    • Various research and development programs are currently going on for the overall growth of the coal gasification sector in India.
    •  Some pilot projects are on their way to make the establishment and smooth running of large-scale commercial projects in the future

    Coal gasification usage in other countries

    • Coal gasification is prominent in China. 
      • Five per cent of China’s total coal consumption is from its gasifier.
      • China has the biggest number of coal gasification projects in the world due to the support of the Chinese Government through its 9th-12th Five-Year Plans.
    • Other Asian countries such as Japan are focusing on more efficient power generation cycles; for instance, coupling gasification with fuel cells.
    • The US has some coal gasification plants running. 
    • The Queensland Government in Australia announced the decision to prohibit all underground coal gasification activities and the in situ gasification of oil shale in April 2016.
      • The Queensland Parliament passed legislation on August 24, 2017, which places a moratorium on all activities relating to underground coal gasification.

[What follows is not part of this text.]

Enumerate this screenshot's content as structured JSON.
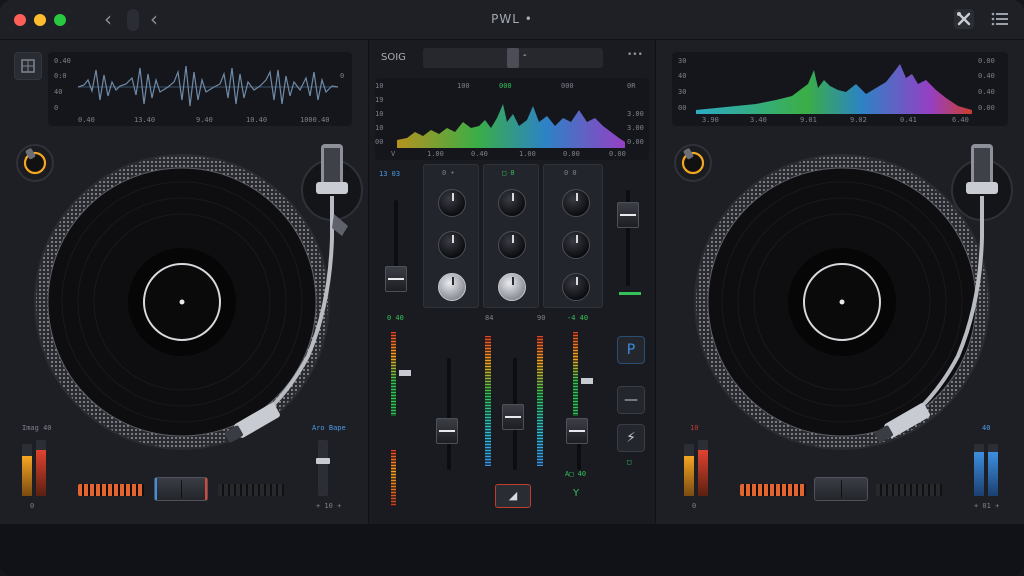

    • According to a recent assessment, coal gasification actually produces more carbon dioxide than a conventional coal-powered thermal power plant.
    • The coal gasifiers using steel plants have higher greenhouse gas emissions than many of their counterparts. 
    • Their emissions range from 2.8-3.1 tonnes of CO2 per tonne of steel manufacture while the sector average emissions is only 2.5.
    • Coal gasification plants are costlier than conventional power plants. Since, coal is the main feed for gasification, it, in no way helps in India’s decarbonisation goals.
    • International Studies :
      • A recent study by Princeton University in the United States found that using synthetic natural gas for residential cooking and heating, for electricity generation, or for industrial heat generation, results in 10, 40 and 70 per cent more CO2 emissions than directly burning coal that provides the same amount of energy in each sector.
      • According to a study by Duke University in the US, the syngas process converts a relatively high-quality energy source (coal) to a lower quality state (gas) and consumes a lot of energy in doing so.
      • Thus, the efficiency of conversion is also low. 

    Conclusion and way forward 

    • Coal gasification projects will need a dedicated infrastructure to be able to get them on the ground. 
      • Availability of basic facilities such as land, water and feedstock, which is coal, is extremely important for these projects to get kick-started.
    • The National Coal Gasification Mission’s objective to gasify 100 MT of coal will definitely require collaboration amongst the Government at various levels – Central, State and Local.
    • The Government would need to take some major and path breaking policy decisions to create a technologically and economically feasible environment to push coal gasification in India.
    • There have been numerous research efforts going on in different universities, laboratories, and PSU’s sporadically on the coal gasification process. 
      • There is an urgent need to consolidate all of them and bring them under one umbrella to avoid reinventing the wheel and have better collaboration


    • It is the most important and abundant fossil fuel in India. It accounts for 55% of the country’s energy needs. The country’s industrial heritage was built upon indigenous coal.
    • India has the 4th largest reserves of coal in the World. The total World proved reserves of coal are 1074 BT and India accounts for around 10% of the global reserves. 
      • The US has the largest coal reserves followed by Australia and China
    • Indian coal offers a unique eco-friendly fuel source to the domestic energy market for the next century and beyond. 
      • Hard coal deposits spread over 27 major coalfields, are mainly confined to eastern and south central parts of the country.
      • The lignite reserves stand at a level of around 36 billion tonnes, of which 90 % occur in the southern State of Tamil Nadu.